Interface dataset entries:

----

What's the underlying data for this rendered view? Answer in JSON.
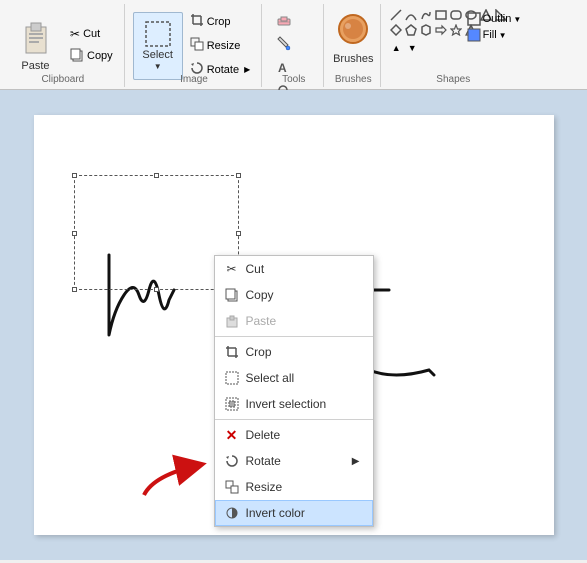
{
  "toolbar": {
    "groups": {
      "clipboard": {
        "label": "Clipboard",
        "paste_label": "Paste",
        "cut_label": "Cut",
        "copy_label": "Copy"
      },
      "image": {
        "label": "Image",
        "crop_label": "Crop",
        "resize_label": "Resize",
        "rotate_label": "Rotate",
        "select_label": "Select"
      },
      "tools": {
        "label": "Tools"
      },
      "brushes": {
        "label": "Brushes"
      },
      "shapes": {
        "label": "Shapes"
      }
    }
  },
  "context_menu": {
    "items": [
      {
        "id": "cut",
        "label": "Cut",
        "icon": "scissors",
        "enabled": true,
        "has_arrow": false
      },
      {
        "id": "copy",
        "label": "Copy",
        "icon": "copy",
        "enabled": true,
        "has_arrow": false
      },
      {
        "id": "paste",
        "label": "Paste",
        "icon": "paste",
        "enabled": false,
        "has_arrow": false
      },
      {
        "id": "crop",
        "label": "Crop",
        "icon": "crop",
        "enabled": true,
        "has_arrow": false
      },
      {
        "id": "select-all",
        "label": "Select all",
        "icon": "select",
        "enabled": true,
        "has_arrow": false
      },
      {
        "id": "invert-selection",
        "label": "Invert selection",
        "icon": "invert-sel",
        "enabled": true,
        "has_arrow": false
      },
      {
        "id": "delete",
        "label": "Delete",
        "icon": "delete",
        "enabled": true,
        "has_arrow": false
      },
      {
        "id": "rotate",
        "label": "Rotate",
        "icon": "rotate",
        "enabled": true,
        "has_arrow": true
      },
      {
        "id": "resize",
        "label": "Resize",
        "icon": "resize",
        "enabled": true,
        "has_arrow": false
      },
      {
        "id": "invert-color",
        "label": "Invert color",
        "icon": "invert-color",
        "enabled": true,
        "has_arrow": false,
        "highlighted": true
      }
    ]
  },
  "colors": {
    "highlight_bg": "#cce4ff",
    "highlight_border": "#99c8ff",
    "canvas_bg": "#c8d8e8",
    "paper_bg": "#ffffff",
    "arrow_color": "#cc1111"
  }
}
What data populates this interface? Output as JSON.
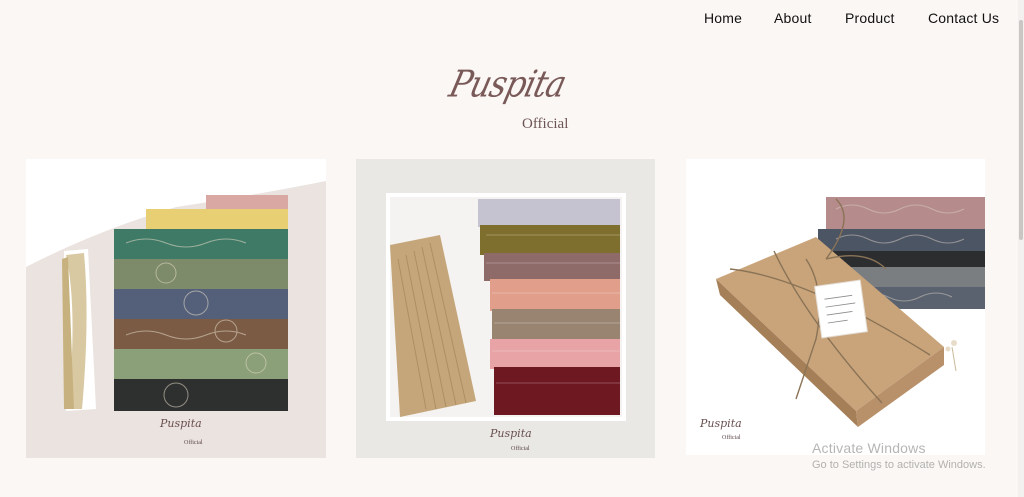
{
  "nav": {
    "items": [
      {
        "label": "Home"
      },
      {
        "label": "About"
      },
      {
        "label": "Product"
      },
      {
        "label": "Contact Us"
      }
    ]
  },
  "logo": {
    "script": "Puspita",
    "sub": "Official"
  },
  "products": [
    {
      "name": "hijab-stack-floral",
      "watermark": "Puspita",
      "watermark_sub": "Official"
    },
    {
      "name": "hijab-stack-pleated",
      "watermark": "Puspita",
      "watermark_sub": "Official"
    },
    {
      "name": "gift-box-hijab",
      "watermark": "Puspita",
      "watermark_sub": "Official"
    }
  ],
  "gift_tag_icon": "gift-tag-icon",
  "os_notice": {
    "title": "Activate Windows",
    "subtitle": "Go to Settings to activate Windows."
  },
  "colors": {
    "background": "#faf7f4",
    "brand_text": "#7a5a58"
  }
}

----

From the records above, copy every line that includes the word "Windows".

    "title": "Activate Windows",
    "subtitle": "Go to Settings to activate Windows."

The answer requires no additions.